I suspect that the emergence of the internet will mark my generation the same way the birth of personal computing marked my father’s. For a brief period of time, the internet was wild and new, running free and not always so clean with memes and porn and piracy. While governments and corporations continue to push against the tide of piracy with mixed results, users willingly flock to walled gardens of Steam and Apple for the convenience and stability it provides.
The walled gardens have normalized. Steam has perfected DRM, and I’m curious to see if its new operating system will prove more than a gimmick. We would rather be stable and convenient than free. Now, I don’t hold with the hand wringing over this. After all, in the wild internet, we’re free to stumble on porn and viruses from routine searches. We’re free to try and figure out software compatibility on our own. We’re free to watch DDoS attacks and the wisdom of crowds deluge people with fame, harassment, or both.
I don’t know which way the copyright wars will swing. The largest player in online video, youtube, continues to strengthen its preference to major corporations to the exclusion of streamers, Let’s Plays, and the online personalities that constitute my modern television diet. Perhaps Youtube presses Machinima and Yogscast too far, and they take their ball to Twitch.tv. Perhaps we see new media oligarchies arise from the first wave of youtube celebrities, trading their accumulated viewership for exclusive distribution rights. Perhaps the latest renamed incarnation of SOPA/PIPA finally passes, ushering in a decade of repressive internet policies.
Either way, the black market will not go away. It only ever transforms. There is too much demand for it to stay dead. Right now, the vogue is TOR and bitcoins, locked in battle with the FBI on one hand and MtGox to actually get your money out in the other. Both TOR and bitcoins are easy prey for concentrated state actors. The FBI has used its position at the infrastructure backbone to circumvent TOR’s layers, and bitcoin can be destroyed for the paltry price of a few hundred million dollars to execute a 51% attack. I think its more likely, however, that bitcoin will destroy itself through repeated, wildly volatile bubbles. Its a deflationary commodity currency. Massive bubbles and depressions are its literal function, and no amount of cryptography will fix that.
On the physical front, the internet still relies on networks largely owned by a few American interests. Of all my predictions, the one I am most confident of is the balkanization of the internet. Having seen the incredibly capacity of American surveillance to access signals sent through its borders, other nations will institute their own grids (if only for their security services). If you use the internet as it stands, you walk naked before the NSA. This is untenable to countries like China and Russia, and they will divest themselves of these central links. In the worst case scenario, the internet as a global phenomenon dies, replaced by smaller regional and national networks. We’ll see.

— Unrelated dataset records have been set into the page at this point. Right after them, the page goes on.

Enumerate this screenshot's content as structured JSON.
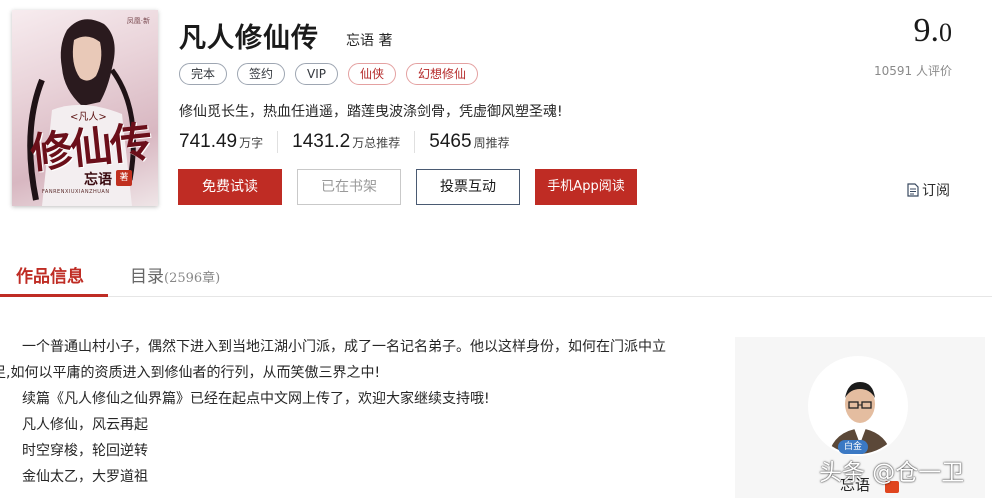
{
  "cover": {
    "title_art": "修仙传",
    "title_sub": "<凡人>",
    "author_art": "忘语",
    "seal": "著",
    "pinyin": "FANRENXIUXIANZHUAN",
    "corner_mark": "凤凰·新"
  },
  "book": {
    "title": "凡人修仙传",
    "author": "忘语 著",
    "tags": [
      "完本",
      "签约",
      "VIP",
      "仙侠",
      "幻想修仙"
    ],
    "intro": "修仙觅长生，热血任逍遥，踏莲曳波涤剑骨，凭虚御风塑圣魂!",
    "stats": [
      {
        "num": "741.49",
        "unit": "万字"
      },
      {
        "num": "1431.2",
        "unit": "万总推荐"
      },
      {
        "num": "5465",
        "unit": "周推荐"
      }
    ]
  },
  "buttons": {
    "read": "免费试读",
    "shelf": "已在书架",
    "vote": "投票互动",
    "app": "手机App阅读",
    "subscribe": "订阅"
  },
  "rating": {
    "score_int": "9.",
    "score_dec": "0",
    "count": "10591",
    "count_label": "人评价"
  },
  "tabs": {
    "info": "作品信息",
    "toc": "目录",
    "toc_count": "(2596章)"
  },
  "description": [
    "一个普通山村小子，偶然下进入到当地江湖小门派，成了一名记名弟子。他以这样身份，如何在门派中立",
    "足,如何以平庸的资质进入到修仙者的行列，从而笑傲三界之中!",
    "续篇《凡人修仙之仙界篇》已经在起点中文网上传了，欢迎大家继续支持哦!",
    "凡人修仙，风云再起",
    "时空穿梭，轮回逆转",
    "金仙太乙，大罗道祖"
  ],
  "author_card": {
    "badge": "白金",
    "name": "忘语"
  },
  "watermark": "头条 @仓一卫",
  "colors": {
    "accent": "#bf2c24",
    "tag_border": "#9ea6b2",
    "tag_red": "#b52a2a"
  }
}
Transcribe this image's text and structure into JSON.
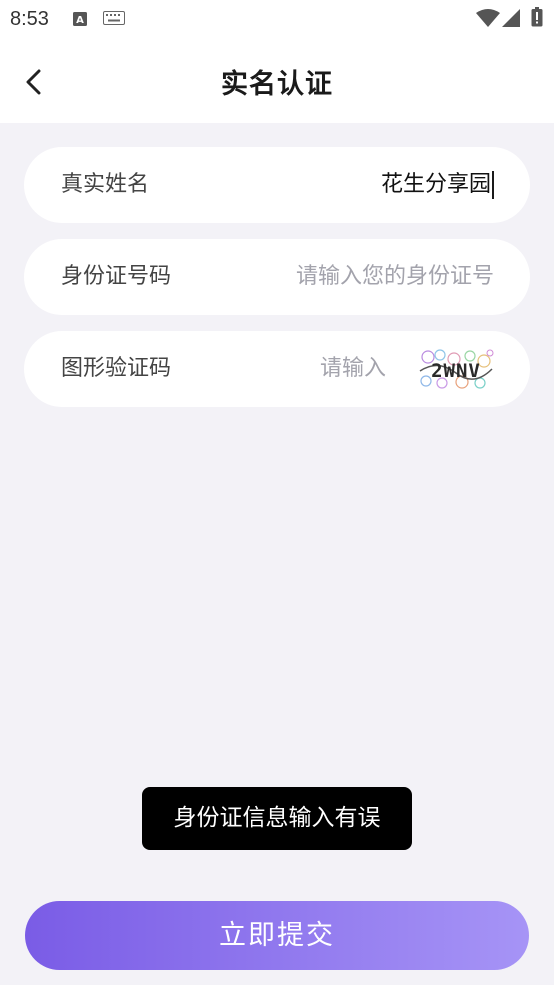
{
  "status_bar": {
    "time": "8:53",
    "icons": [
      "text-input-icon",
      "keyboard-icon",
      "wifi-icon",
      "signal-icon",
      "battery-icon"
    ]
  },
  "header": {
    "title": "实名认证",
    "back_icon": "chevron-left-icon"
  },
  "form": {
    "name": {
      "label": "真实姓名",
      "value": "花生分享园"
    },
    "id_number": {
      "label": "身份证号码",
      "placeholder": "请输入您的身份证号"
    },
    "captcha": {
      "label": "图形验证码",
      "placeholder": "请输入",
      "image_text": "2WNV"
    }
  },
  "toast": {
    "message": "身份证信息输入有误"
  },
  "submit": {
    "label": "立即提交"
  },
  "colors": {
    "background": "#f3f2f7",
    "card": "#ffffff",
    "accent_start": "#7a5ce6",
    "accent_end": "#a694f6",
    "toast_bg": "#000000"
  }
}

Culturally, we are beginning to see the internet integrate into the wisdom of growing up. For my generation, we were left wild on the net. I met plenty of unsavory characters with no supervision on interaction. (I still remember the disgusting moment at 14 when I realized I was speaking to an unrepentant pedophile.) I flamed and was flamed with impunity throughout my teenage years. With the rise of social media and persistent tracking, kids who try that today end up before police and judges.
As the unfortunate examples get martyred for a racist Facebook comment or threat, the rest of the current crop of adolescents run from the social media eyes of their parents to “instant” services like Vine and Snapchat. The kids in my family are well aware of stranger danger, and their parents interact with all their friends to keep tabs on the internet space the same way you would play in the back yard. My Littlest Petshop episodes deal (hiliarious) with the seemingly random aetherial gifts of internet fame and memes, taken away at a moment’s notice. Remix culture has so deeply engrained itself in Youtube that I’m not sure anyone under the age of 25 actually understands what copyright is.
Unfortunately, the law is not so flexible.
Fascinating times. When the internet has vanished as a separate thing, when computers have fully become something that you carry in your pocket, when the grandchildren listen to me talk about the birth of the internet with the same rolled eyes I gave my father about assembly punchcards…I think this will be an interesting period of life to recount.